Name: Taylor Clarke
Height/Weight: 6’4’’, 190
I was originally going to write on Thomas Eshelman for this capsule, but I realized that I had written on him a lot. I think I have basically said all there is to say about Eshelman at this point and he will still get more analysis in my next big board.
Instead of writing on Eshelman, I threw it out to Twitter to see who readers wanted to hear more about and got a few responses on who I should do a bonus capsule on this week. I want to thank everyone who submitted a name, but in the end I wanted to find a player preferably that I didn’t know all that well and had not written about at all this year.
This is how I ended up writing about Taylor Clarke from the College of Charleston.
Clarke has a background that is somewhat reminiscent of Jeff Degano of Indiana State. Clarke started out at a lower division school; for him it was Towson. After his freshman year, there was some concern the program might fold. It ended up being saved but Clarke transferred to College of Charleston. Before he could pitch for CoC, he needed Tommy John surgery and missed the entire 2013 season. He came back and pitched well last year, sitting in the low 90s or high 80s. He hit 93 a handful of times. Clarke was draft eligible but no one rolled the dice which appears to be a mistake a year later.
This year things have changed for Clarke. In his second year after surgery, his velocity has jumped. He was sitting 90-93 most days and hitting 95 this season. He showed much improved command; his walks per nine were halved and his strikeouts per nine went up near four a game. His hit rate also dropped but not as dramatically as the other two. Clarke’s command has been extremely good this year which is part of the reason it made sense to write on him in place of Eshelman. While Eshleman leads the nation in walks per nine, Clarke is 18th. He is also 8th in ERA and 12th in hits per nine. In other words, he has been one of the best pitchers in the NCAA this year.
The positives are that Clarke is a big kid at 6’4” and 190 pounds, who has seen velocity growth and could see even more. He has a typical three-pitch mix of fastball, change-up and a slider. Clarke is also a pretty solid athlete which helps him repeat his mechanics which are clean. The slider is a solid swing-and-miss pitch. I am not sure if the fact he just turned 22 is a positive or a negative. It might give teams more leverage since he is a senior in age.

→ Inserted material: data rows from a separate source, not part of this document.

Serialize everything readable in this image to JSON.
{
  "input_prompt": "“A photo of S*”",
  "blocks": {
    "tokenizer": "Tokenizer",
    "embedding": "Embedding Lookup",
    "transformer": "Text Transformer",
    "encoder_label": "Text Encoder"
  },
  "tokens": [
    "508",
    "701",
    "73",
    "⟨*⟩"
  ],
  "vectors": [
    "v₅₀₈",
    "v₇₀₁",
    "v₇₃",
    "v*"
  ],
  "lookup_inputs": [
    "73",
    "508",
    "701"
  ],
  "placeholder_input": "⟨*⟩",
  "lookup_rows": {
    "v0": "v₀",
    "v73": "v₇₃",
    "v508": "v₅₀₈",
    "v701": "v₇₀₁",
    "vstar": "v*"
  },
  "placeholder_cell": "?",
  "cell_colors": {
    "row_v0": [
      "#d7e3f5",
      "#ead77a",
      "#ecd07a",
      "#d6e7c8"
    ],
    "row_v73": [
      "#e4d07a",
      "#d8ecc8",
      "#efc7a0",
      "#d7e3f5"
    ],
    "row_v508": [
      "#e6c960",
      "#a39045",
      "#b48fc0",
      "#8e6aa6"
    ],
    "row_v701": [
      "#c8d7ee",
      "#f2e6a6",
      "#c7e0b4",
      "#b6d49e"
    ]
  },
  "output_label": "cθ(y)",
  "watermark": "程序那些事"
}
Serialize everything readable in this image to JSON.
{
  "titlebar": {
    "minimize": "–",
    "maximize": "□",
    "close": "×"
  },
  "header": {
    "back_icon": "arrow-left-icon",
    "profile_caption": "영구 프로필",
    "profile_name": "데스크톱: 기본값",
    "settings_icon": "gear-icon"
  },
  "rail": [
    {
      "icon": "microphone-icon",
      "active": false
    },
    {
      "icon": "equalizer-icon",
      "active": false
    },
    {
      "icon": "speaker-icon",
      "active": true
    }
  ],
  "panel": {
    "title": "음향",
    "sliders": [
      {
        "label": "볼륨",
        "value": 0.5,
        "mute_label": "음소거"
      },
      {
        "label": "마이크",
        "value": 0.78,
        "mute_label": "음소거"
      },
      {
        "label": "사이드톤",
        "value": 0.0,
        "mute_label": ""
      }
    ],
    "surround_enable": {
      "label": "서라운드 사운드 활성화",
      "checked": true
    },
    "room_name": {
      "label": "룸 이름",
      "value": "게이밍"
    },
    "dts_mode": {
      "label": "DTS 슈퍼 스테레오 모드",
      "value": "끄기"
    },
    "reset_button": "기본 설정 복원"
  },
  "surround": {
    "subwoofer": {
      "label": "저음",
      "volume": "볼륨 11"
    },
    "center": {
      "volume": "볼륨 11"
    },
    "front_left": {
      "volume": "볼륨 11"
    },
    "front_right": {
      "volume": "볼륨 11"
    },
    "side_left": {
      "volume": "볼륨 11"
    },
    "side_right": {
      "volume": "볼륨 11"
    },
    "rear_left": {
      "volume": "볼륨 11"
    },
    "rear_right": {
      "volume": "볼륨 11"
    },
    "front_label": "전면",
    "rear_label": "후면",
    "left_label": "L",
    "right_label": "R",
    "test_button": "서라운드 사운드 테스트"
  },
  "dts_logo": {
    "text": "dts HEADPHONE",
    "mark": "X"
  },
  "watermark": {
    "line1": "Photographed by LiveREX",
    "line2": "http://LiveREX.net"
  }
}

The negatives are that, as mentioned before, he is older than most of the juniors eligible for the draft. This is something that will affect his value in terms of cash but could help his value in terms of where he is picked. I think we all know in the end cash is more important than where you are picked for these kids. His changeup needs some work. He is also a small school guy but pitched well on the big stage last year in the College World Series and will get a shot again this year as College of Charleston is a two seed.
This was a harder comparison to track down. I would project out Clarke as more of a 4/5 type right now. He could have a chance to be more especially as his secondary stuff develops and if he continues to add and sustain velocity. I went looking for a right-handed, backend starter, who relies primary on his fastball and slider with a change, and is 6’3” or bigger.
This caused me to find one player who fit the bill, Kyle Gibson of the Twins. Typically I like to have a longer track record with these comps but this felt like a solid comparison. Both players have had Tommy John surgery. Gibson is bigger at 6’6” but was also known coming out of Missouri for his really solid slider. He also had some rumors of arm trouble which caused him to slide on his draft day. Gibson has been really good this year. He has already matched his WAR for all of last season. There are some signs he could be in for a degree of regression though. It’s not an ideal comparison but finding a back-end type who fits Clarke’s mold is rather hard to find.
Taylor Clarke is certainly an interesting player. He should go in the 3-5 round range. He could see his name called even earlier if a team feels like they can save a few bucks and sign him cheaper due to his age. He has the size and velocity jump to intrigue teams and if he has some good performances on the big stage, he could see his stock trek upward even more.